To determine whether a lack of intensive care unit beds was leading to premature patient discharge from the intensive care unit and subsequent early readmission or death.
Prospective cohort study.
A single Canadian tertiary care teaching hospital.
All intensive care unit admissions between January 1, 1989 and December 31, 1996 were collected prospectively for inclusion in a registry database.
There was a positive correlation between early readmission or death and average quarterly intensive care unit percent occupancy (p = .001). During the study period, 8693 patients experienced 10,185 admissions to intensive care. Of the 8222 patients remaining under active treatment (patients under palliative care were excluded), there were 455 (5.5%) adverse events (431 intensive care unit readmissions and 24 deaths) in the first 7 days post intensive care unit discharge. Patients requiring a new surgical intervention with postoperative intensive care unit admission were not considered readmissions. In a multivariate analysis, significant risk factors for an adverse event included age >35 yrs, particular diagnoses (respiratory diagnoses, sepsis, neurosurgery, thoracic surgery, and gastrointestinal diagnoses), Acute Physiology and Chronic Health Evaluation II score, and intensive care unit length of stay. Discharge from the intensive care unit at a time of no vacancy was also a significant risk factor for intensive care unit readmission or unexpected death with an adjusted relative risk of 1.56 (95% confidence interval 1.05, 2.31).
Increased patient occupancy within an intensive care unit is associated with an increased risk of early death or intensive care unit readmission post intensive care unit discharge. Overloading the capacity of an intensive care unit to care for critically ill patients may affect physician decision-making, resulting in premature discharge from the intensive care unit.

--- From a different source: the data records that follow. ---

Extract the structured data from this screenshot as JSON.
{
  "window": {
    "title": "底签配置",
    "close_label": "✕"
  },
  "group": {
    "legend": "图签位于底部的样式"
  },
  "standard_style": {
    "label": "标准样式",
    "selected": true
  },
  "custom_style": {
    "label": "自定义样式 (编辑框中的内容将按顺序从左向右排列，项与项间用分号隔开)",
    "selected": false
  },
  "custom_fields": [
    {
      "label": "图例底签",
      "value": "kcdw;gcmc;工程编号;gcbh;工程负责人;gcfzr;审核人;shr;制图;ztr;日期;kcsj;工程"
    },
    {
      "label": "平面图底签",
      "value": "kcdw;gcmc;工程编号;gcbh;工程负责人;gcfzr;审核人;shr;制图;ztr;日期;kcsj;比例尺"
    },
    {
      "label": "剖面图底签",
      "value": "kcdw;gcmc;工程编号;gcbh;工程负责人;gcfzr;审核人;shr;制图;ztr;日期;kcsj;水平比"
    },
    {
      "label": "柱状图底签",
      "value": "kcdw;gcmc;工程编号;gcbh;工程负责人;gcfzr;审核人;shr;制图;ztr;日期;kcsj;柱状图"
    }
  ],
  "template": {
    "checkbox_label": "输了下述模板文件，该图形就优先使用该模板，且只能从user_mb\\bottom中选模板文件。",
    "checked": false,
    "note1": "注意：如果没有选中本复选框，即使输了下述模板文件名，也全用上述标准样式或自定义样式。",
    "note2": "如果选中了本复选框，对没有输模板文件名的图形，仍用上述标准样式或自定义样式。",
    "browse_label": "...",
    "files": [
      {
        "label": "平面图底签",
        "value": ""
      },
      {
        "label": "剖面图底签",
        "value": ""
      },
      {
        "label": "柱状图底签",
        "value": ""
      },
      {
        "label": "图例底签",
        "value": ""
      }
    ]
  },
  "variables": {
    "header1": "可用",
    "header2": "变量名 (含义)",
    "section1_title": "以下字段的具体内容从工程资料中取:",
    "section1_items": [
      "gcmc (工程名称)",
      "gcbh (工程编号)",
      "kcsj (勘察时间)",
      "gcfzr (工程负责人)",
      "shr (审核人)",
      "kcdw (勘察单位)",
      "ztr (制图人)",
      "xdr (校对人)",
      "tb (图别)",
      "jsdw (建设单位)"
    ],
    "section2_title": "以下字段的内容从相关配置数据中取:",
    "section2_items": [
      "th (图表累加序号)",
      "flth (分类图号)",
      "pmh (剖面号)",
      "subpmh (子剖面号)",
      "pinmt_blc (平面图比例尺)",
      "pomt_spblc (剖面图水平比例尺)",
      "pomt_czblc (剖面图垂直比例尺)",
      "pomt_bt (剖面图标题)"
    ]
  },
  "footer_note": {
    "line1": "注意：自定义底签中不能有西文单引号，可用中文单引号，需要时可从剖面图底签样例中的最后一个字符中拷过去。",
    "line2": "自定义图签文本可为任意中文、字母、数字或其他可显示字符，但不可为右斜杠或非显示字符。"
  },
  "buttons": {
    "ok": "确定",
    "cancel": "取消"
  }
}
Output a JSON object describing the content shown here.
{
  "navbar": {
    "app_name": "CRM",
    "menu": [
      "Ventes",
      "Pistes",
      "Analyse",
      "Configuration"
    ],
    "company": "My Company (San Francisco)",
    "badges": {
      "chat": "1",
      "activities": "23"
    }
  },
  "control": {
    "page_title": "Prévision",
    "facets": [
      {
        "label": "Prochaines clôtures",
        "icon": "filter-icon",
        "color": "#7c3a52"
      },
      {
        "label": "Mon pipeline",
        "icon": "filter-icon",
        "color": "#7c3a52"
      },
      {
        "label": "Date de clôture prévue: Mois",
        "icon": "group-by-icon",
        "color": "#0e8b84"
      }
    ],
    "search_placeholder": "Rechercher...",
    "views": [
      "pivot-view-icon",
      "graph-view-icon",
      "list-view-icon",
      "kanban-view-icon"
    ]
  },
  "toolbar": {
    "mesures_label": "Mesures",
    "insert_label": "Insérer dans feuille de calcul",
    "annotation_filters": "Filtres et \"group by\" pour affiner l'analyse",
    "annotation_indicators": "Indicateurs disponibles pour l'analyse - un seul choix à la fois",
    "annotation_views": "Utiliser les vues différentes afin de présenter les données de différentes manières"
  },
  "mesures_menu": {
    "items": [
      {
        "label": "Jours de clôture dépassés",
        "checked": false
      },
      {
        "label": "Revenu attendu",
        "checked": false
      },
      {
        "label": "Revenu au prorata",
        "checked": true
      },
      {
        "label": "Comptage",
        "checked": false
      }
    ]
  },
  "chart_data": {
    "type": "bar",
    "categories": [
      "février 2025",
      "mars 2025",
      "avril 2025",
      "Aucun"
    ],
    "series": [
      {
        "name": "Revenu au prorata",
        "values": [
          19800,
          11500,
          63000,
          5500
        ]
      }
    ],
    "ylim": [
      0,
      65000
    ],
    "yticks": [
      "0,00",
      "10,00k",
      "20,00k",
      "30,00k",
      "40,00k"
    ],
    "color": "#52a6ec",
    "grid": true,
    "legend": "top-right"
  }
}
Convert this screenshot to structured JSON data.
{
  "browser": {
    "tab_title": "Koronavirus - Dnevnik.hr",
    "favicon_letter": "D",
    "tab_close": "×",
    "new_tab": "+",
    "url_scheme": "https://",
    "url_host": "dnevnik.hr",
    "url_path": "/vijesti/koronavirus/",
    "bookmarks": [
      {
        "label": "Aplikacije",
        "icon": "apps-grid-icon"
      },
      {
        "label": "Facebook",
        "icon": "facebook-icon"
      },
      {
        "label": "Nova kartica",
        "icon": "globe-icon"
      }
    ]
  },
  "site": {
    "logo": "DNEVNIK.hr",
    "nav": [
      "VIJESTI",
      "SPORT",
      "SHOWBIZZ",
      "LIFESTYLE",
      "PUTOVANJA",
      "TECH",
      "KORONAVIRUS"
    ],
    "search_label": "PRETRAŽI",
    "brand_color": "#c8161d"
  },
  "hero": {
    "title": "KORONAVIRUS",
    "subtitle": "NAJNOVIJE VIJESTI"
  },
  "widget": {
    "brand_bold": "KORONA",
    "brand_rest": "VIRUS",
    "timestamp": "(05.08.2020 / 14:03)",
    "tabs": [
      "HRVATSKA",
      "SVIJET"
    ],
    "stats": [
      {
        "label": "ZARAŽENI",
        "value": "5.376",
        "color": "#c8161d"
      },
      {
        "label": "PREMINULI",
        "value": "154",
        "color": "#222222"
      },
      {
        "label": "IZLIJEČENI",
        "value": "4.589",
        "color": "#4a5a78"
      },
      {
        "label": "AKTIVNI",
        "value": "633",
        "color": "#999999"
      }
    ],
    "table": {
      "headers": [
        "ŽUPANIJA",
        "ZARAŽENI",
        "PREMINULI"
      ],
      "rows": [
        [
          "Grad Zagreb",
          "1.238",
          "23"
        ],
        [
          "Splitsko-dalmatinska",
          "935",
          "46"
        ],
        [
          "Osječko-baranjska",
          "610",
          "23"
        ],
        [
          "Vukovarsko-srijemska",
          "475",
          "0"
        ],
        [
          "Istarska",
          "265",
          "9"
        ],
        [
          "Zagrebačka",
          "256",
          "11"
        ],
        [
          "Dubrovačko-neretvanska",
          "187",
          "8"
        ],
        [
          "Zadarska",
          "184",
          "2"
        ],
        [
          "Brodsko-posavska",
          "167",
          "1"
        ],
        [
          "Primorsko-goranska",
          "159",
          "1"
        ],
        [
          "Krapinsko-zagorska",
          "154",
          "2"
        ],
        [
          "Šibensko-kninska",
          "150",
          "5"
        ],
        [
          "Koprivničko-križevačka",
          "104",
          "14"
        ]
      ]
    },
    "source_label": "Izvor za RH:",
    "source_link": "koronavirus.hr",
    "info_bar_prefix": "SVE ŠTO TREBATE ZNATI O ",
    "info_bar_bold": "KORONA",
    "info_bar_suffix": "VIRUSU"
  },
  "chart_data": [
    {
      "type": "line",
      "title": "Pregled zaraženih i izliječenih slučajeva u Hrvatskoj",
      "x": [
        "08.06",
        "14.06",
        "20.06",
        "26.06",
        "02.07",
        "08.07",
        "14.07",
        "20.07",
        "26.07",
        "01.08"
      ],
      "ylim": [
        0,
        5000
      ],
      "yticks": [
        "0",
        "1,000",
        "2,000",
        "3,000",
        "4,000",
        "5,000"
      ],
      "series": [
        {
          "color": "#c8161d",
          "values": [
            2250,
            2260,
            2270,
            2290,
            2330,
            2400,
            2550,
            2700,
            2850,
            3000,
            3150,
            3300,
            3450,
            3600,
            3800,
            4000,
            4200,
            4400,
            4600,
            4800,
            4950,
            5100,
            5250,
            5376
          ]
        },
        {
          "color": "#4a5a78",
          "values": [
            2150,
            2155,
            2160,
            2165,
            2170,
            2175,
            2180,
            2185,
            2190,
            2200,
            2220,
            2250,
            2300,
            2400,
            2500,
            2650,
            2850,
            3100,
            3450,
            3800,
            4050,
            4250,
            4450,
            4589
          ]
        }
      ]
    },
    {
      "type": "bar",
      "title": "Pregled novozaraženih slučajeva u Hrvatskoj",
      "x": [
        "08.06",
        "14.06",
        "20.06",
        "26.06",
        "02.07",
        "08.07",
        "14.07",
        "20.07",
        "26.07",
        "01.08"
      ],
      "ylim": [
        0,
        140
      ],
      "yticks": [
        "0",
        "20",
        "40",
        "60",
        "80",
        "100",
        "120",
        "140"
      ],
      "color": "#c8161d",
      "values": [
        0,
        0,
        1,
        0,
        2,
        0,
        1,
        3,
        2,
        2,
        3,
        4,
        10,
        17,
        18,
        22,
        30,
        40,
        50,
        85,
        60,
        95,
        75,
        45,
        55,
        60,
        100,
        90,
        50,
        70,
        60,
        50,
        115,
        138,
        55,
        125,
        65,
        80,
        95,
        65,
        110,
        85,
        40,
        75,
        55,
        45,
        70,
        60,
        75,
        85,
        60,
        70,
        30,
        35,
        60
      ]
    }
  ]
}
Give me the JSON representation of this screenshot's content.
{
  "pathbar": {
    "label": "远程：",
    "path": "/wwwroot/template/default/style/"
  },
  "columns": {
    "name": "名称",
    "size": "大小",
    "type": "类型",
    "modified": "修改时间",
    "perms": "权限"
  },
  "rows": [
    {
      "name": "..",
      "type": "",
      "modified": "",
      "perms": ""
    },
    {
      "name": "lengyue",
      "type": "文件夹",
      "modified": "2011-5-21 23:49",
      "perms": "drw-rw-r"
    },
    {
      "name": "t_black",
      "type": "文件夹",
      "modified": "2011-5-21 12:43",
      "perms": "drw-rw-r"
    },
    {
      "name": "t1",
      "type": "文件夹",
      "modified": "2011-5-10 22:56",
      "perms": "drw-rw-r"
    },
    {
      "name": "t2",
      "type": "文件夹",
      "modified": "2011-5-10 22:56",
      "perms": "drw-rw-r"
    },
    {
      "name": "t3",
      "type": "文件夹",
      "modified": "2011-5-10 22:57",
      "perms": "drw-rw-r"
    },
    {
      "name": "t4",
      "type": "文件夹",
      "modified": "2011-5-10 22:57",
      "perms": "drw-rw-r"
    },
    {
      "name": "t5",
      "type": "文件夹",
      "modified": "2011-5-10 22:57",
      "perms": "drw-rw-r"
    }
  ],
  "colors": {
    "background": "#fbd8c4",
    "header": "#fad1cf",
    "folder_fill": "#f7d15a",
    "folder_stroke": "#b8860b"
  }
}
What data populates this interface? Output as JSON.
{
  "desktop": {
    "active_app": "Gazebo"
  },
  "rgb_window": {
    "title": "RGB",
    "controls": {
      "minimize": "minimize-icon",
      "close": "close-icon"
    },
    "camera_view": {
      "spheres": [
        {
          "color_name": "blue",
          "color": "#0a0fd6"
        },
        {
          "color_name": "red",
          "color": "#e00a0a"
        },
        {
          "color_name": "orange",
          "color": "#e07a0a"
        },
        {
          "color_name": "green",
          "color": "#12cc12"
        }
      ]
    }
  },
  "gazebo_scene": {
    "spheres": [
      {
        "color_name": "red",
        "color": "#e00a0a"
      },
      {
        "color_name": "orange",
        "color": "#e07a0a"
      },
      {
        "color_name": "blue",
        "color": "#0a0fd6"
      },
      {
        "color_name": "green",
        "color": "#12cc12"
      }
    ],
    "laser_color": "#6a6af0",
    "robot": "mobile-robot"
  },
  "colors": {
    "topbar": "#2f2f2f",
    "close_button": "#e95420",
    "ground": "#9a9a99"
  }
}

From the Department of Critical Care Medicine (CAC), University of Calgary, Calgary, AB, Canada; Departments of Medicine and Surgery (KPO, DER, PRG), University of Manitoba, Winnipeg, MB, Canada; and Department of Anaesthesia (PMM), McGill University, Montreal, QC, Canada.
Supported, in part, from the Section of Critical Care Medicine, University of Manitoba.
This work was performed at the Health Sciences Centre, Winnipeg, MB, Canada.
The authors have not disclosed any potential conflicts of interest.
For information regarding this article, E-mail: firstname.lastname@example.org